However, the 32-year-old Eto'o's goalscoring numbers are already beginning to decline. The 28-year-old Soldado, though, is coming into the new campaign off the best year of his career.
They are two very different players, though, rendering a simple comparison of numbers irrelevant. Let's then take a look at their individual qualities.
|NAME||Roberto Soldado||Samuel Eto'o|
|Last season (appearances/goals)||35/24||25/10|
One of European football's best penalty box operators, every single one of Soldado's 24 league goals last season came within the confines of the 18-yard box.
Soldado's excellent anticipation and reading of the game mean that he regularly finds himself a step ahead of his marker, while he has a natural knack for finishing that sees saw him get nearly 60 percent of efforts on target last season.
Many of those efforts involved some form of improvisation and Soldado is masterful in his ability to conjure up a shot from any form of delivery into the box—as he has already shown at Tottenham.
There have been doubts over his all-round abilities, though, with the former Valencia striker inclined to avoid getting involved in general play and instead wait for the ball to come to him.
However, Spain boss Vicente Del Bosque was suitably impressed by the improvement in his link-up play over the past couple of seasons to hand him a call to the Confederations Cup this summer.
Having worked so hard to improve Jermain Defoe's game outside the penalty area, Spurs boss Andre Villas-Boas will expect Soldado to continue his efforts in that respect. What is certain, though, is that he will score goals in any league in which he plays.
The Cameroon international is a very different player to the man who won three Champions League titles midway through the last decade. His incredible acceleration is no more, but his speed of thought remains.
Chelsea are unlikely to use Eto'o in the more creative role that he occupied for long periods at Anzhi Makhachkala, but rather use the striker's expertise in running the channels to stretch play.
It is something that the Blues have too often failed to do with either Fernando Torres or Demba Ba leading the line, with space then limited for their incredible attacking midfield talents.
Eto'o may have lost a yard or so of pace over the years, but few players make more intelligent runs. #bbcfootball— Benjamin (@DYKAF) September 21, 2013
While his finishing has yet to reach former levels of excellence, his movement thus far has been sublime.
Eto'o plays off the shoulder of the last defender and is clever in the timing of his runs to escape his marker's attention. It has been a welcome change from some of the stodgy displays served up by Chelsea's other striking options in recent months.
It is difficult to compare two players of such different styles when at different points in their careers. At his prime, though, Eto'o was undoubtedly better.
Which striker is better?
For the moment, it is a case of each being better for their respective sides. Tottenham need someone to bring into play their direct threats in midfield—the likes of Erik Lamela and Paulinho, in particular. Soldado will do that, as well as score goals.
Chelsea, though, have been less direct in recent years.
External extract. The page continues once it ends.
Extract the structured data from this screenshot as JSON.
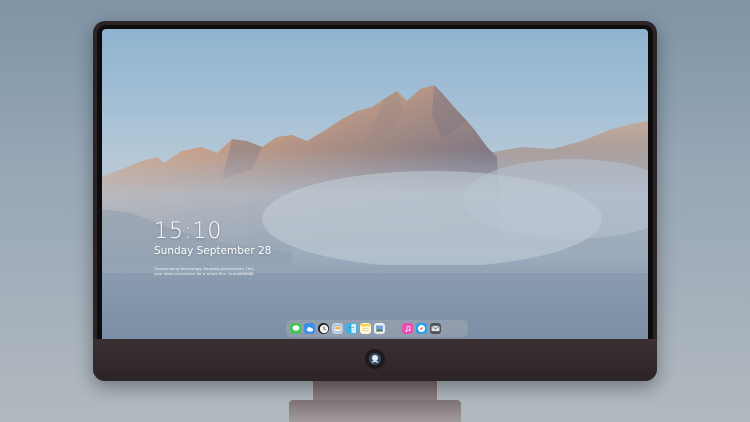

Frank Lampard cannot burst into the box as he once did, while Hazard, Oscar and the like are more inclined to play laterally than their predecessors. Thus, they need Eto'o's runs to open up space between the midfield and defensive lines.
Both players serve a purpose. However, were it to come down to a question of who will score more this season, then the smart money would surely be on Soldado.